▶

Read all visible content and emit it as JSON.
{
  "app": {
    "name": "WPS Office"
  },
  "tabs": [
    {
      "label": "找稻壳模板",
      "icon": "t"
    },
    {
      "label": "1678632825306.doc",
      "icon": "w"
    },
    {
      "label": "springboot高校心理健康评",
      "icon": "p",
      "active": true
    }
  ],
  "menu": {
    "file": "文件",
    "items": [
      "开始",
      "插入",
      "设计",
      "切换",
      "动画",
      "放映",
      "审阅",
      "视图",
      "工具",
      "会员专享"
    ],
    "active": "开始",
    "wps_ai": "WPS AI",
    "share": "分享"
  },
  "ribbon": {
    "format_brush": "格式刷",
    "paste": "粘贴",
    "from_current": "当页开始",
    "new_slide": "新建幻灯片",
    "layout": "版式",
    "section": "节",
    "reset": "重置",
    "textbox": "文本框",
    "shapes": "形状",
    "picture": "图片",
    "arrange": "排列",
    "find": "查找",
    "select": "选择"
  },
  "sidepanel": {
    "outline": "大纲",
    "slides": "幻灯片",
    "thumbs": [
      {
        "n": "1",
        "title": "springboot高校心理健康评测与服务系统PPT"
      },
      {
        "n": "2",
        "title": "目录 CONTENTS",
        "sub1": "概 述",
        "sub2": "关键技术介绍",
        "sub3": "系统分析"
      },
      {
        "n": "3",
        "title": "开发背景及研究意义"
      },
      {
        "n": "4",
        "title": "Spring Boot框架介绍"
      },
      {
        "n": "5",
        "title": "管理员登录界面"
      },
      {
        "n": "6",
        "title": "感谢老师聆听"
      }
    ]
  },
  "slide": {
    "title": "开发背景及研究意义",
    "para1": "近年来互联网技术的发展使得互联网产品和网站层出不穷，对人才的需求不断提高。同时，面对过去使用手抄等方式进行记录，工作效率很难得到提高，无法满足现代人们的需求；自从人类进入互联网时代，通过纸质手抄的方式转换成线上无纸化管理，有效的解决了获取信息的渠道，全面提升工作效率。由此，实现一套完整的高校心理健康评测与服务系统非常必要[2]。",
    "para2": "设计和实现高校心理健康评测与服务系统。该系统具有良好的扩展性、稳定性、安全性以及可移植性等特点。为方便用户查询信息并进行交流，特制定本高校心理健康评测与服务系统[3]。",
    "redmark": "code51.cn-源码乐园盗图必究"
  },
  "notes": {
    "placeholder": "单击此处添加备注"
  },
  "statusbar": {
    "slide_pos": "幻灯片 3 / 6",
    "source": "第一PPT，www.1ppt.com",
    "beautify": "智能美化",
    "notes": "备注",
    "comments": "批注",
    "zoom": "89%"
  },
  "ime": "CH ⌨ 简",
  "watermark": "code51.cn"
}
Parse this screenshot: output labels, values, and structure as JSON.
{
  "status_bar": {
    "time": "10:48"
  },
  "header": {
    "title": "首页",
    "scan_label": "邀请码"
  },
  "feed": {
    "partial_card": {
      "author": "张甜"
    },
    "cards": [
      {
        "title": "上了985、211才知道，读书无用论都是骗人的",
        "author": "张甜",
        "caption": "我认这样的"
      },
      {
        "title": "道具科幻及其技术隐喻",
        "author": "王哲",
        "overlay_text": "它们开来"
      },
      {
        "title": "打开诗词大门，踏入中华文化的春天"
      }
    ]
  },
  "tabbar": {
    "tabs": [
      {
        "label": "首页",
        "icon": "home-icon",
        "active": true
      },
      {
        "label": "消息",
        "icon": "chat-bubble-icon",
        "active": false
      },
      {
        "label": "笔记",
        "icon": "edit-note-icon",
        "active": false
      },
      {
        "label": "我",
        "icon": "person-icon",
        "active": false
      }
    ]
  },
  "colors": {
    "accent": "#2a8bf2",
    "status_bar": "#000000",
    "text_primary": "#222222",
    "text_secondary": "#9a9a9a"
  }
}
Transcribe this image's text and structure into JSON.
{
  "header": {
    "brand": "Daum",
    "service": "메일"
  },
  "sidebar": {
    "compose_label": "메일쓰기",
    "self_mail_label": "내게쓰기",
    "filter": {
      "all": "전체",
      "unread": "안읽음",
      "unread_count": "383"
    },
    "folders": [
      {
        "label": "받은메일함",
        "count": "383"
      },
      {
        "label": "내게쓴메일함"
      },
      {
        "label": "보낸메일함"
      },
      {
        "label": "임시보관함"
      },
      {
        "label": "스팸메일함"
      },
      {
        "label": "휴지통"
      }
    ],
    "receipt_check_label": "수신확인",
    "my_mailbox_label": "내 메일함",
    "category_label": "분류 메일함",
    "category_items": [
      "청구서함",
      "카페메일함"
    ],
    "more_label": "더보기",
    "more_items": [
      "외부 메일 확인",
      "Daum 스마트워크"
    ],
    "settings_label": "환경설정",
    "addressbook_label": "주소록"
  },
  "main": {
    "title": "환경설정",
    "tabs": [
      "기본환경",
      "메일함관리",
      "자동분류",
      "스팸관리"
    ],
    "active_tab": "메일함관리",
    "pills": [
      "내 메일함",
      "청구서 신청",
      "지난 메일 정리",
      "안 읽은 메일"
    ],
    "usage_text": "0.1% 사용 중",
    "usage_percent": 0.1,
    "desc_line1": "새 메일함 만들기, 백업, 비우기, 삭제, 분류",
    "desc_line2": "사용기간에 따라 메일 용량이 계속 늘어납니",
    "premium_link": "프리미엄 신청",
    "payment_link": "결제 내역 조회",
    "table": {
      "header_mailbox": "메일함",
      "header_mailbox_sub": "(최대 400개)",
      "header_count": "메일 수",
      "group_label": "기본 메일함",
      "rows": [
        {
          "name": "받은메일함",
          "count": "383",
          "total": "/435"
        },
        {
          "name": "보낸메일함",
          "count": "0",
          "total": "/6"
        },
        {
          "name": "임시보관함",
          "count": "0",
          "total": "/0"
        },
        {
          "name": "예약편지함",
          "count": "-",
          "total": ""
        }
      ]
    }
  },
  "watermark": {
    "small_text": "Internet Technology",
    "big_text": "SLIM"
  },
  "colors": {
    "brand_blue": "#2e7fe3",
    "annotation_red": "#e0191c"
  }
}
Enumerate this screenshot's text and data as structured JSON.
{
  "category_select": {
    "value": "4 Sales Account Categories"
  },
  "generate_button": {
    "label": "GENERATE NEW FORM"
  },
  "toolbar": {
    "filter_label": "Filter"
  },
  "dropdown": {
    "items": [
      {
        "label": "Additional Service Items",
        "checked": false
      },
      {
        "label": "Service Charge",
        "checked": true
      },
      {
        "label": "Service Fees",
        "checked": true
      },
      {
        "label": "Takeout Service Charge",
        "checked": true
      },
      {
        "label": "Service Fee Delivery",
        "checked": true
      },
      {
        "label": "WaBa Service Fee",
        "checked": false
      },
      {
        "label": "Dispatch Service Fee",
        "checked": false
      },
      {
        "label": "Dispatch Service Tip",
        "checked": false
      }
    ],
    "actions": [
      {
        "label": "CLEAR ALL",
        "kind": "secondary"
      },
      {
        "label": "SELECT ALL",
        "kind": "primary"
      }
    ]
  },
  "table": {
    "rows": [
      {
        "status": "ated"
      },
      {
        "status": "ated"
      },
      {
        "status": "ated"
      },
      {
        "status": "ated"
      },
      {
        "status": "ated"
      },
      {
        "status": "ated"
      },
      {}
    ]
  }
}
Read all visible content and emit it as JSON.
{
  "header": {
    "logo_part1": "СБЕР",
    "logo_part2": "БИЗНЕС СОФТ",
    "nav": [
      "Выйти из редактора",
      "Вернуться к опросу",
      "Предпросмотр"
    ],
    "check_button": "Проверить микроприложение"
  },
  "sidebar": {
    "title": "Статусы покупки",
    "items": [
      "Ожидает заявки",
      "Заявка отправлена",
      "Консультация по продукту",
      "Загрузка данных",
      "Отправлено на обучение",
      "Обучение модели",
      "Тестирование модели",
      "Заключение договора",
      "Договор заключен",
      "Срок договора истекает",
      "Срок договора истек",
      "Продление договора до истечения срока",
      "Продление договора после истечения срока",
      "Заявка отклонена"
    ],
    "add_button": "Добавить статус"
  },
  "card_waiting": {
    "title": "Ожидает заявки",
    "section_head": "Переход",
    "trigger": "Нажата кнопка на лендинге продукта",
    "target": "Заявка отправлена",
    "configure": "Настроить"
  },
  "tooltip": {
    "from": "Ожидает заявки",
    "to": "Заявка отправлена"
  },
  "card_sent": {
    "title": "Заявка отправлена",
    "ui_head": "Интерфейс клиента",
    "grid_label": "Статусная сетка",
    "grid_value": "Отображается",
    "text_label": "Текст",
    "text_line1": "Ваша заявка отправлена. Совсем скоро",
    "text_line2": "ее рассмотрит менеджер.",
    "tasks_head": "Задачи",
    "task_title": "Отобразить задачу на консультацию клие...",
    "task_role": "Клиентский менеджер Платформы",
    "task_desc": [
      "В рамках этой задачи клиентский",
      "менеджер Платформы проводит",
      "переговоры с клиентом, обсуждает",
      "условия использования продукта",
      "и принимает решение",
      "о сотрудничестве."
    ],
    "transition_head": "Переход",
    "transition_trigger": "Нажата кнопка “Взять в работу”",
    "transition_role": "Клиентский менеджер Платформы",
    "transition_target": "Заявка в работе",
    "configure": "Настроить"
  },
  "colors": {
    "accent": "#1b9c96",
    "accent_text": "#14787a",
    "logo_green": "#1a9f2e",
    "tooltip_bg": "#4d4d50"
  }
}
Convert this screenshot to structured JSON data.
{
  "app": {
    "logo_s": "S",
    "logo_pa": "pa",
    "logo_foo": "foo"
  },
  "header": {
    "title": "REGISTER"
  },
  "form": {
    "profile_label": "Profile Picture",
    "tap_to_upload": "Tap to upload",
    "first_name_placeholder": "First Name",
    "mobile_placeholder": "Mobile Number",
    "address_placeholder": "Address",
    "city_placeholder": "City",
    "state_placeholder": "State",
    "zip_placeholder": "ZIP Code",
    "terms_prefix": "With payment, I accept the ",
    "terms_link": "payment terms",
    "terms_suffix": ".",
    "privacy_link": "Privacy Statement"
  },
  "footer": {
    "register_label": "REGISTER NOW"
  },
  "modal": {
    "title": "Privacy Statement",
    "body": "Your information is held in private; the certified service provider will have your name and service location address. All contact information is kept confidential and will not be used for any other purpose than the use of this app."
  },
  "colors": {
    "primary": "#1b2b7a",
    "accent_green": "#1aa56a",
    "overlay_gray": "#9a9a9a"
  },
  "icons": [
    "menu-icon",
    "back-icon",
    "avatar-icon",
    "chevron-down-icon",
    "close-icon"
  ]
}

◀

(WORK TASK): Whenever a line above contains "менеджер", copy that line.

(REPLY):
    "text_line2": "ее рассмотрит менеджер.",
    "task_role": "Клиентский менеджер Платформы",
      "менеджер Платформы проводит",
    "transition_role": "Клиентский менеджер Платформы",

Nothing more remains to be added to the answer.